Key Biddle Center CLUP amendments now 1 reading away

On first reading, Farragut’s Board of Mayor and Aldermen voted unanimously in favor of three ordinances Thursday, Jan. 14, which propel the Farragut Town Center at Biddle Farms project one step closer to reality.

The ordinances — all of which impact the 43.63-acre parcel fronting Kingston Pike along Brooklawn Street — include: amending the future land use map on the Comprehensive Land Use Plan update from Medium

Density to Town Center; amending the Farragut Zoning map from General Commercial (C-1) and General Single Family Residential (R-2) to Planned Commercial Development; and amending the Farragut Zoning Ordinance regarding the Farragut Town Center at Biddle Farms project, clarifying that residential may be permitted as both horizontal and vertical in PCD; clarifying on street parking is exempt from standard setbacks; and amended the height for accessory buildings from 15 to 25 feet.
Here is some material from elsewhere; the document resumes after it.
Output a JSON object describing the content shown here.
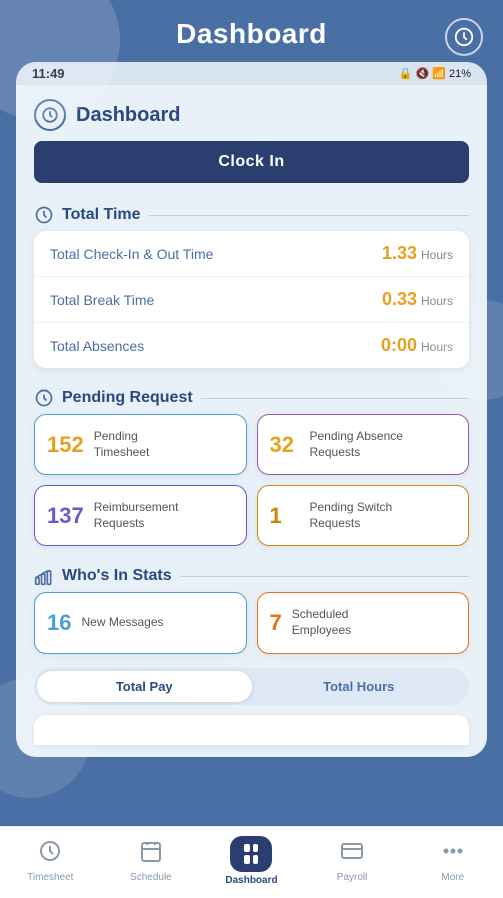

All three ordinances previously were recommended for approval by Farragut Municipal Planning Commission and will require a second vote by BOMA during its Thursday, Jan. 28, meeting before becoming final.
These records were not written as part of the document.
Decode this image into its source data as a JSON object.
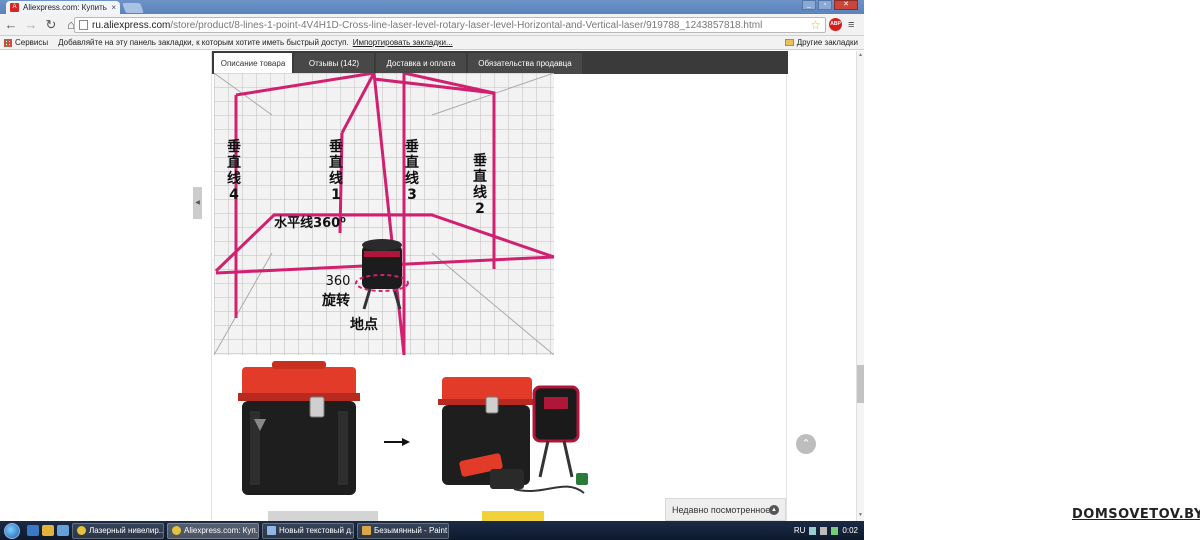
{
  "browser": {
    "tab_title": "Aliexpress.com: Купить 2(",
    "tab_close": "×",
    "url_host": "ru.aliexpress.com",
    "url_path": "/store/product/8-lines-1-point-4V4H1D-Cross-line-laser-level-rotary-laser-level-Horizontal-and-Vertical-laser/919788_1243857818.html"
  },
  "bookmarks": {
    "apps_label": "Сервисы",
    "hint": "Добавляйте на эту панель закладки, к которым хотите иметь быстрый доступ.",
    "import_link": "Импортировать закладки...",
    "other_label": "Другие закладки"
  },
  "product_tabs": [
    {
      "label": "Описание товара"
    },
    {
      "label": "Отзывы (142)"
    },
    {
      "label": "Доставка и оплата"
    },
    {
      "label": "Обязательства продавца"
    }
  ],
  "laser_image": {
    "v4": [
      "垂",
      "直",
      "线",
      "4"
    ],
    "v1": [
      "垂",
      "直",
      "线",
      "1"
    ],
    "v3": [
      "垂",
      "直",
      "线",
      "3"
    ],
    "v2": [
      "垂",
      "直",
      "线",
      "2"
    ],
    "horizontal": "水平线360⁰",
    "rot_num": "360",
    "rot_label": "旋转",
    "ground": "地点"
  },
  "recently_viewed": "Недавно посмотренное",
  "taskbar": {
    "items": [
      {
        "label": "Лазерный нивелир..."
      },
      {
        "label": "Aliexpress.com: Куп..."
      },
      {
        "label": "Новый текстовый д..."
      },
      {
        "label": "Безымянный - Paint"
      }
    ],
    "lang": "RU",
    "time": "0:02"
  },
  "watermark": "DOMSOVETOV.BY",
  "colors": {
    "laser": "#d0206f",
    "tab_bar": "#3a3a3a",
    "case_red": "#e23b2a"
  }
}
Developer and Farragut High School graduate Budd Cullom of CHM LLC has been working with the Town since late 2019 on the project.

He thanked the Town officials and staff for working with him, and, in turn, Alderman Ron Pinchok — who has gone on record requesting any further development by Cullom on the property be condos or townhomes instead of apartments — thanked Cullom for “listening to our suggestions.”

Town recorder Allison Myers read into the record 43 e-mails, with 42 opposed to the project and one in favor.

For several months, social media posters have alleged “illegal actions,” “lack of adequate public input,” and “malfeasance,” leading to at least 200 e-mails being sent to both BOMA and FMPC, most of which opposed the project — especially its multi-family component.

Last week’s e-mails were more of the same, with residents voicing concerns about increased traffic and school overcrowding.

However, Cullom had a traffic impact study conducted, which was then independently checked and confirmed by a second engineering firm, while Vice Mayor Louise Povlin repeatedly has cited Knoxville/Knox County Planning data — both indicating apartments create very little student yield.